The prosecution contends that the evidence called so far at Vojislav Seselj’s trial ‘can lead to a conviction’. According to Seselj, dismissing all charges in the indictment is the ‘only decision’ the Trial Chamber can make in order to ‘comply with its conscience, honor and professionalism’. The accused demanded damages in the amount of € 10 million, indicating that he might sue the UN, judges and prosecutors. According to Seselj, they ‘participated in a joint enterprise that yielded such poor results’

Vojislav Seselj in the courtroomVojislav Seselj in the courtroom

‘The prosecution has presented specific evidence that can lead to a conviction’, prosecutor Mathias Marcussen said in the final part of the Rule 98bis argument at the trial of Serbian Radical leader Vojislav Seselj. Rule 98bis allows the accused to ask for his acquittal if the Trial Chamber finds that the evidence called by the prosecution cannot support a conviction.

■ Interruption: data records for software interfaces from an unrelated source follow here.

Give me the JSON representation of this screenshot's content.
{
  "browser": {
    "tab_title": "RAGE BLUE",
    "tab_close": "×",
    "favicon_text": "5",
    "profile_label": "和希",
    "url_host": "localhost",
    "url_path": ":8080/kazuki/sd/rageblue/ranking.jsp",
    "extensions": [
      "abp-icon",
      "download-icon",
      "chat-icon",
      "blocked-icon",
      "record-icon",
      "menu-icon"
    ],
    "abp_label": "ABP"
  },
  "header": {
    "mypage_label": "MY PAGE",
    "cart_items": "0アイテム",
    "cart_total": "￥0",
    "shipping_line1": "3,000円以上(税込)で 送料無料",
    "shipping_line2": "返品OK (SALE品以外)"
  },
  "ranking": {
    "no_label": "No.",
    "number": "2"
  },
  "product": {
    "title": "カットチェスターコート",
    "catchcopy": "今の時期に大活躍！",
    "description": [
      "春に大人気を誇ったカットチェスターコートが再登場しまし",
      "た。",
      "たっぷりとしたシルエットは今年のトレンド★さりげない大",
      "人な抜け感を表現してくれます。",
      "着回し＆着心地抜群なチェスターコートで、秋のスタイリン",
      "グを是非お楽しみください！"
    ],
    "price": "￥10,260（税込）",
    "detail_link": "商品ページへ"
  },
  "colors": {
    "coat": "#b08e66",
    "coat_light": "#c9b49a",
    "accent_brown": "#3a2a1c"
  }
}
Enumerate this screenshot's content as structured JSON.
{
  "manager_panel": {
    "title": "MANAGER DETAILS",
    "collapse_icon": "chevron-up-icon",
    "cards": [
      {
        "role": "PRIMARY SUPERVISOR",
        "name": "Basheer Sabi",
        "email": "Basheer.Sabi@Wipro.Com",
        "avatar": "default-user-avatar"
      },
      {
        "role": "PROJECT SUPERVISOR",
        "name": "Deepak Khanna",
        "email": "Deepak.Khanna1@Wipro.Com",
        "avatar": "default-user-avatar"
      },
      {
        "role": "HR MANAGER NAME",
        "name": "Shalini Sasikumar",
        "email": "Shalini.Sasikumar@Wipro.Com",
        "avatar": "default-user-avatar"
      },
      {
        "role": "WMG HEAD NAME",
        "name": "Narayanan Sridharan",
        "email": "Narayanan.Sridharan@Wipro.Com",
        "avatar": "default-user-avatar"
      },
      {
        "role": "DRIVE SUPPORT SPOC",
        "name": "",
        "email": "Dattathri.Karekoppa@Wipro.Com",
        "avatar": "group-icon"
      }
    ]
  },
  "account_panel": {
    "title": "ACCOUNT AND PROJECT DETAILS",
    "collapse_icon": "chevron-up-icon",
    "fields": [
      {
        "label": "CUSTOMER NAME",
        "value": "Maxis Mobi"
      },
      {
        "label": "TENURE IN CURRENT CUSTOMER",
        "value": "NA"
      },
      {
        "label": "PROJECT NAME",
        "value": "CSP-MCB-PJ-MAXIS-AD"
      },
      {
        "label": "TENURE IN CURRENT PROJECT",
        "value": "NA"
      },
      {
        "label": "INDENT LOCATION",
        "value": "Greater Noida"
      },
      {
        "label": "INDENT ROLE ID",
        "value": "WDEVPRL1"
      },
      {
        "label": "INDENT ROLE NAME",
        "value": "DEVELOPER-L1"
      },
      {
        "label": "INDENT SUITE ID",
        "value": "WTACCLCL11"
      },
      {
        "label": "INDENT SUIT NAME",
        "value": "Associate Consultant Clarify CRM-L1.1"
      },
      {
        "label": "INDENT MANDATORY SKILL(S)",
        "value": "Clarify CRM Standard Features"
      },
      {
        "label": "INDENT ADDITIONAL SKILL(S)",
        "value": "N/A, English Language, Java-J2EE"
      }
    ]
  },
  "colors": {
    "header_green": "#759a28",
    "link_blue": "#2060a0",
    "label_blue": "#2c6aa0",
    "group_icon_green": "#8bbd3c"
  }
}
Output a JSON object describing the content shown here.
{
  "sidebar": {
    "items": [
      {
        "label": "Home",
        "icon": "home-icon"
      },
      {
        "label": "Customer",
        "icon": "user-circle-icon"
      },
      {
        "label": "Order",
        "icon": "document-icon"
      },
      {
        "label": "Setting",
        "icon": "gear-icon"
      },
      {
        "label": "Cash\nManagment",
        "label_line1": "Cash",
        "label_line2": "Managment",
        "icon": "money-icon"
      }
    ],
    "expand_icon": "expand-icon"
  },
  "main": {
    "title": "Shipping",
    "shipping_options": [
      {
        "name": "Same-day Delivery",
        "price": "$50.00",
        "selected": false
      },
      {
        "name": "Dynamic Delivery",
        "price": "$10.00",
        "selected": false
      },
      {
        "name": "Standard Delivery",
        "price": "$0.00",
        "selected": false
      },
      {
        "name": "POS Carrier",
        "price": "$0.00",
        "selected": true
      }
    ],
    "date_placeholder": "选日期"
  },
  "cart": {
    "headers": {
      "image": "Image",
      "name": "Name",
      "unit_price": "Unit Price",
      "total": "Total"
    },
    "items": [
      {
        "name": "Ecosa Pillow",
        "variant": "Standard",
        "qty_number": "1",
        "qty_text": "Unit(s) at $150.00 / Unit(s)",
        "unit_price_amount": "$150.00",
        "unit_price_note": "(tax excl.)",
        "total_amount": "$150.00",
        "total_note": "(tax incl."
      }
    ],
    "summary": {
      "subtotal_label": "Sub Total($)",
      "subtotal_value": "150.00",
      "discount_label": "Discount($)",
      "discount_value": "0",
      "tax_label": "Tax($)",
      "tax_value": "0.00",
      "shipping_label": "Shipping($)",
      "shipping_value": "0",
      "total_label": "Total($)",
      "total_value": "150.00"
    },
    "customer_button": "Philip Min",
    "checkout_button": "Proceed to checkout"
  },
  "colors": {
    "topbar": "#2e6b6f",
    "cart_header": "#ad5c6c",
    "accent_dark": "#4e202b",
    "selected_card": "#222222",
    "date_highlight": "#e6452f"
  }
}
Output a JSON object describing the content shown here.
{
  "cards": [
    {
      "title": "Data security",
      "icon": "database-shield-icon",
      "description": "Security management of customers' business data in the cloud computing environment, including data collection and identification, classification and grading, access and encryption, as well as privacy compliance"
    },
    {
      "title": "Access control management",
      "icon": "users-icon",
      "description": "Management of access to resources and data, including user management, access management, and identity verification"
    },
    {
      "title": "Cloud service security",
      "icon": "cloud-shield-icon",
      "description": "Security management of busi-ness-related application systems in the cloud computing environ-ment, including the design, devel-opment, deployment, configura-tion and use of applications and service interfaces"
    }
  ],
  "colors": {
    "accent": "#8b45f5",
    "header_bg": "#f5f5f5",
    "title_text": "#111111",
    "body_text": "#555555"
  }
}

According to the prosecution, the evidence called at trial shows that the ‘accused gained popularity by promoting Chetnik ideology and reviving Chetnik military organizations’. The prosecutor said the accused intended to ‘create a Greater Serbia through fear and violence’ together with other members of the joint criminal enterprise. The prosecutor went on to remind the Trial Chamber of various public addresses Seselj made, in which he called for the ‘final destruction’ of the non-Serbs ‘so that they can never come back’ and threatened that ‘rivers of blood will flow’, that ‘vengeance is blind’ and that ‘there will be innocent victims’. Such statements of the accused had ‘deeply affected the implementation of the joint criminal enterprise’ aimed at expelling the non-Serbs from Vojvodina, Croatia and Bosnia and Herzegovina, the prosecutor argued.

In his response to the prosecution’s arguments, Seselj said he had submitted to the ICTY president ’40 criminal reports against the prosecution witnesses who have given false evidence’. As he said, he didn’t use ‘hate speech but cautioning speech’. As he put it, ‘my speeches before the war were harsher because I wanted to avoid war and I wanted to make the Croatian and Bosnian leaderships relinquish their secessionist ideas’. However, Seselj repeated today that ‘the whole of Bosnia will be Serbian sooner or later’ because ‘it cannot exist in the long run in its present form’, just as ‘Croatia cannot continue to exist with its present borders’. Seselj contends that his speeches were ‘prophetic’ but ‘no one listened to me or took me seriously’.

Seselj believes it is ‘obvious that the prosecution has failed to prove anything in this case’. The only decision the Trial Chamber can reach is to acquit him and dismiss all the charges in the indictment in order to ‘comply with the demands of its conscience, honor and professionalism’, the accused noted.

As the accused specified today, he demands damages to the amount of 10 million Euros ‘as a sign of good will’, payable immediately. In case of any delays, his final claim will be € 100 million. In the end, Seselj informed the Trial Chamber that he had ‘a lawyer on stand-by in New York’ who ‘will press charges against UN’. Seselj also indicated that he might file a suit against judges and prosecutors ‘based on the principle of their joint responsibility because they participated in a joint enterprise that yielded such poor results’.

Presiding judge Antonetti said the Chamber would rule on Seselj’s requests in ‘the coming weeks or months’, because the Trial Chamber has to go through 1,300 exhibits and read more than 16,000 pages of the transcript.